First, many, if not most, consumers do not read their policies because they make their purchase decisions based on the illustration.  Consumers typically do not see a policy until the very end of the sales process, after reviewing the illustration, applying for the policy, and going through medical underwriting.  Consumers can reject the policy after it is delivered under “free look” laws, but for many if not most consumers the decision to purchase has already been made by the time the policy is delivered.

Second, fee disclosure in policies typically consists of the mathematical formulas for calculating fees and will not convey a meaningful sense of a policy’s likely costs over time.   For example, a policy may disclose fees in the form of a particular amount or formula (for example, $1.05 per thousand dollars of face amount or per thousand dollars of net amount at risk). But it is difficult for consumers to understand how charges work in the context of their plan for the policy.  Illustrations provide the consumer with a sense of how the policy will perform under a specific plan for the policy, chiefly consisting of an assumed premium funding plan, an assumed crediting rate, and assumed but not identified policy charges.  A Policy Charges Report is needed to show the prospective policyholder the amount of fees that will be deducted if the policyholder pursues the funding plan shown in his or her illustration.
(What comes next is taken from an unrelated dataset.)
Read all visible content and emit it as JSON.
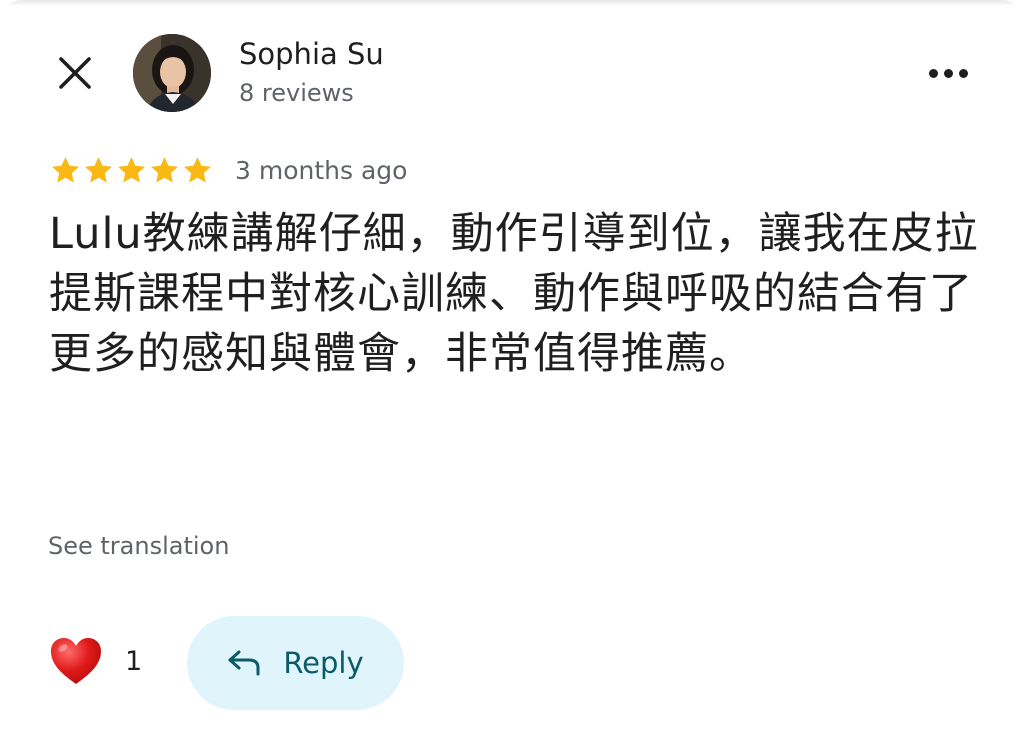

Third, policies disclose the maximum charges that can be charged, but they generally do not disclose  the typically lower, so-called “current,” list or “scale” of charges that the insurer  expects to charge in the future, as reflected in the “current” rates that it has used in the actuarial analyses underlying the policy.  For example, policies disclose only the guaranteed cost of insurance rates, meaning the maximum that the insurer may charge, but they do not disclose the rates that it expects to charge and on which the nonguaranteed policy values in the illustration are based.   The maximum rates may be several times higher than the current rates.  This means that the consumer cannot get any realistic idea of the cost of the policy by reading the policy.  Disclosure of maximum charges in policies is necessary, but it is not sufficient. The Policy Charges Report described above is needed to educate consumers about the types and magnitude of the fees that will be charged to the consumer.